Jo Walton’s What Makes This Book So Great

What Makes This Book So Great Jo Walton 51nh5hxMgRL._SY344_BO1,204,203,200_Jo Walton’s What Makes This Book So Great has won the Locus Award for Best Non-Fiction.

This lively book, subtitled “Re-Reading the Classics of Science Fiction and Fantasy,” is the best book I have read on rereading.  In these short essays, originally a series of blog posts she wrote for, she not only analyzes yhe greatest SF and fantasy books, but also where Doris Lessing goes wrong  (Shikasta) and where Michael Chabon goes right (The Yiddish Policemen’s Union).

And she has introduced me to the stunning Argentine writer Angelica Gorodischer, whose elegant novel Kalpa Imperial, translated by Ursula K. Le Guin, she compares to the work of Borges and Le Guin.  I had never heard of Gorodischer.

…it isn’t exactly fantasy–there isn’t any real magic.  It’s the history of an empire that never was.  A Lot of time passes.  Dynasties rise and fall.  Even the empire falls and is reborn.  We have all tech levels from nomadic hunters to planes and cars, not necessarily in a sequence you’d expect.  A number of the individual stories have the story nature, but some of them are interesting in the non-fiction way.  They don’t relate a history so much as a series of vignettes, so that they echo, in a macro-structure way, this amazing style that evokes by listing and naming.

The quotes from Gordischer’s novel are beautiful.  And I like to support small presses. (It is published by Small Beer Press).

Walton recommends many novels she thinks should be SF classics but says no one reads (among them Candas Jane Dorsey’s Black Wine and Robert Reed’s An Exaltation of Larks, which I’ve added to my TBR list).

She eccentrically speculates that George Eliot would have made a brilliant science fiction writer.

And all you readers will laugh at her thoughts on rereading. In “Why I Re-read,” she begins,

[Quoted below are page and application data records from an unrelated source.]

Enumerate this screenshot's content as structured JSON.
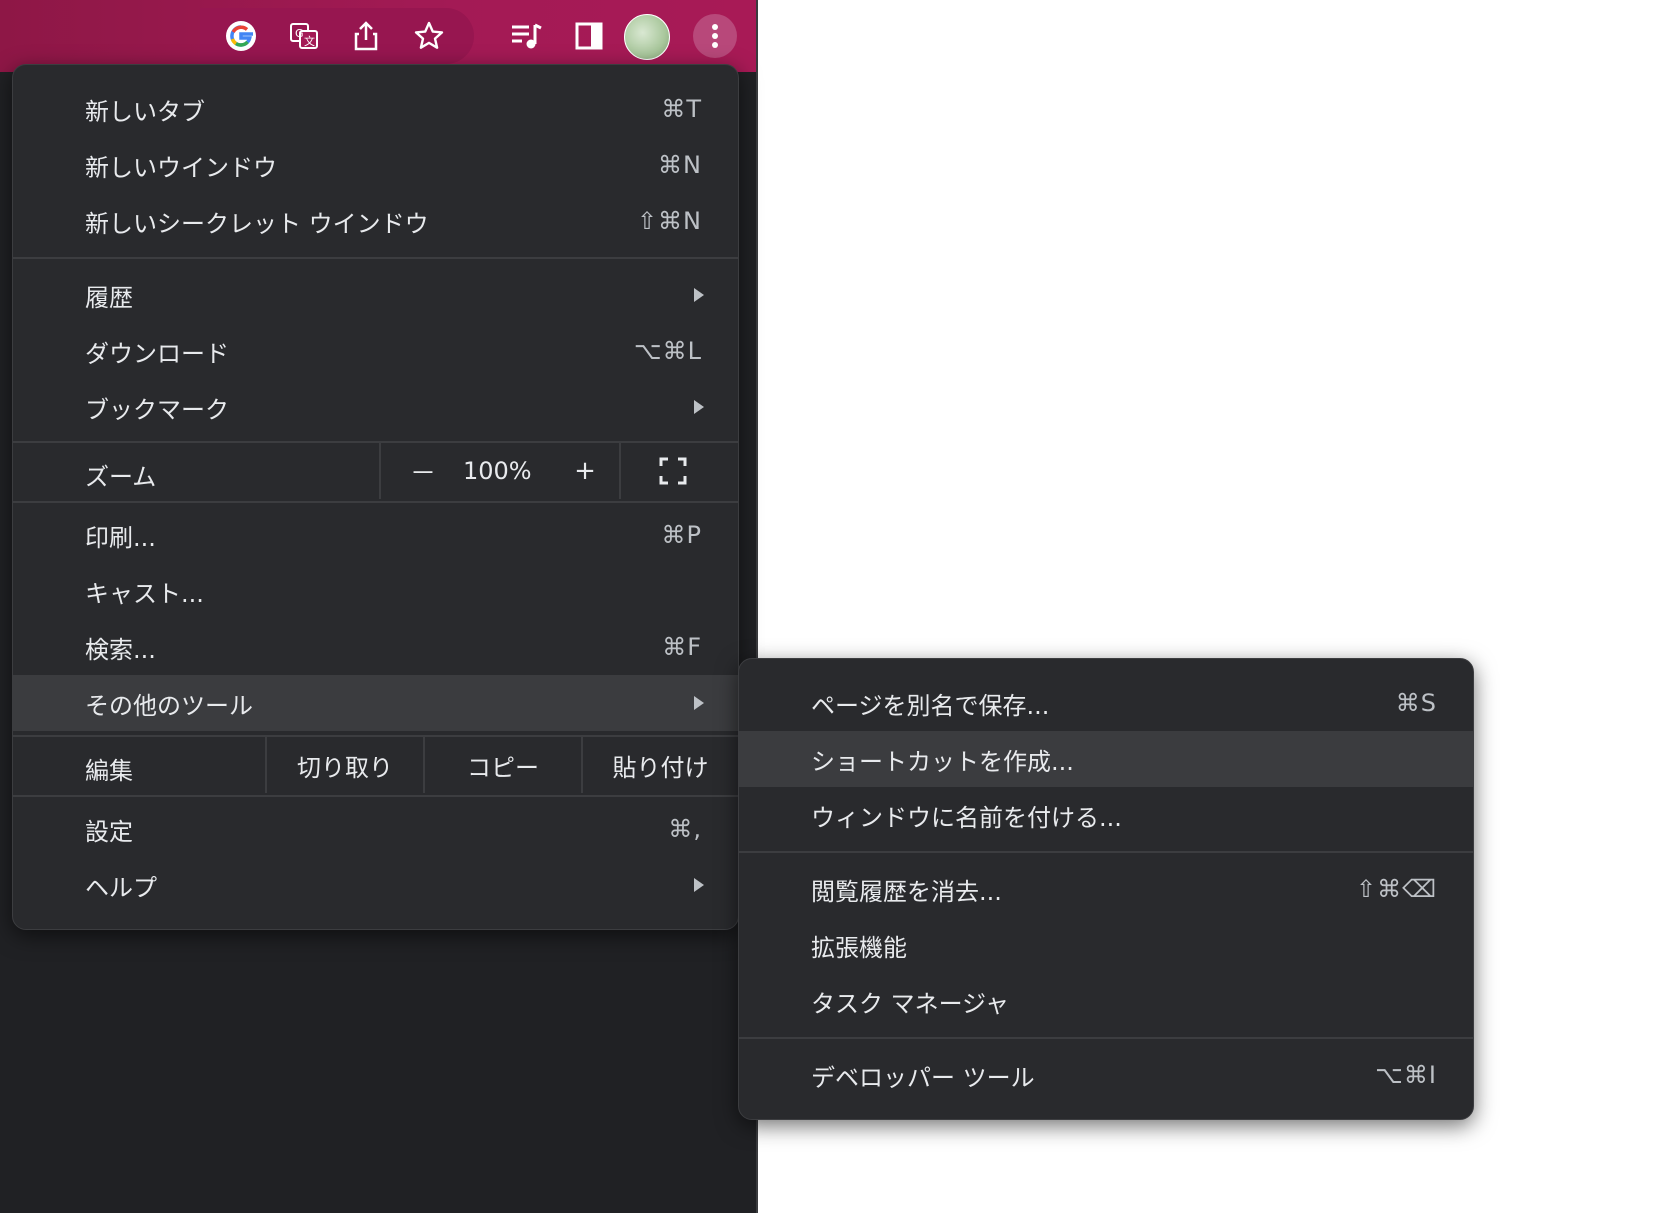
{
  "toolbar": {
    "icons": [
      "google-icon",
      "translate-icon",
      "share-icon",
      "star-icon",
      "media-controls-icon",
      "side-panel-icon",
      "profile-avatar",
      "kebab-menu-icon"
    ],
    "accent": "#a31a55"
  },
  "main_menu": {
    "new_tab": {
      "label": "新しいタブ",
      "shortcut": "⌘T"
    },
    "new_window": {
      "label": "新しいウインドウ",
      "shortcut": "⌘N"
    },
    "new_incognito": {
      "label": "新しいシークレット ウインドウ",
      "shortcut": "⇧⌘N"
    },
    "history": {
      "label": "履歴"
    },
    "downloads": {
      "label": "ダウンロード",
      "shortcut": "⌥⌘L"
    },
    "bookmarks": {
      "label": "ブックマーク"
    },
    "zoom": {
      "label": "ズーム",
      "minus": "－",
      "value": "100%",
      "plus": "+"
    },
    "print": {
      "label": "印刷...",
      "shortcut": "⌘P"
    },
    "cast": {
      "label": "キャスト..."
    },
    "find": {
      "label": "検索...",
      "shortcut": "⌘F"
    },
    "more_tools": {
      "label": "その他のツール"
    },
    "edit": {
      "label": "編集",
      "cut": "切り取り",
      "copy": "コピー",
      "paste": "貼り付け"
    },
    "settings": {
      "label": "設定",
      "shortcut": "⌘,"
    },
    "help": {
      "label": "ヘルプ"
    }
  },
  "sub_menu": {
    "save_page": {
      "label": "ページを別名で保存...",
      "shortcut": "⌘S"
    },
    "create_shortcut": {
      "label": "ショートカットを作成..."
    },
    "name_window": {
      "label": "ウィンドウに名前を付ける..."
    },
    "clear_data": {
      "label": "閲覧履歴を消去...",
      "shortcut": "⇧⌘⌫"
    },
    "extensions": {
      "label": "拡張機能"
    },
    "task_manager": {
      "label": "タスク マネージャ"
    },
    "dev_tools": {
      "label": "デベロッパー ツール",
      "shortcut": "⌥⌘I"
    }
  }
}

There are two kinds of people in the world, those who ree-read and those who don’t.  No, don’t be silly, there are far more than two kinds of people in the world.  There are even people who don’t read at all.  (What do they think about on buses?) But there are two kinds of readers in the world, though, those who re-read and those who don’t.  Sometimes people who don’t reread look at me oddly when I mention that I do.  “There are so many books,” they say,” and so little time.  If I live to be a mere Methuselah of 800, and read a book a week for 800 years, I will only have the chance to read 40,000 books, and my readpile is already 90,000 and starting to topple!  If I re-read, why, I’ll never get through the new ones.”

Her reasons for rereading are logical and entertaining.

Walton is an award-winning  science fiction writer, but she really writes cross-over literary fiction.

Her stunning novel My Real Children has won the RUSA Women’s Fiction Award and Tiptree Award (Feminist) this year.  I wrote about it here last year:

The plot is as follows: In 2015, the heroine, Patricia, is in a nursing home with Alzheimer’s disease. She remembers two pasts: in one she writes travel guidebooks in Italy, spends every summer in Florence, and raises three children with her lesbian lover, Bee; in the other she is Tricia, the wife of a closeted gay man and mother of four who does not discover her vocation as a teacher or a satisfying heterosexual relationship until her husband leaves her.

Walton is a brilliant writer, and this is one of my favorite books of the year.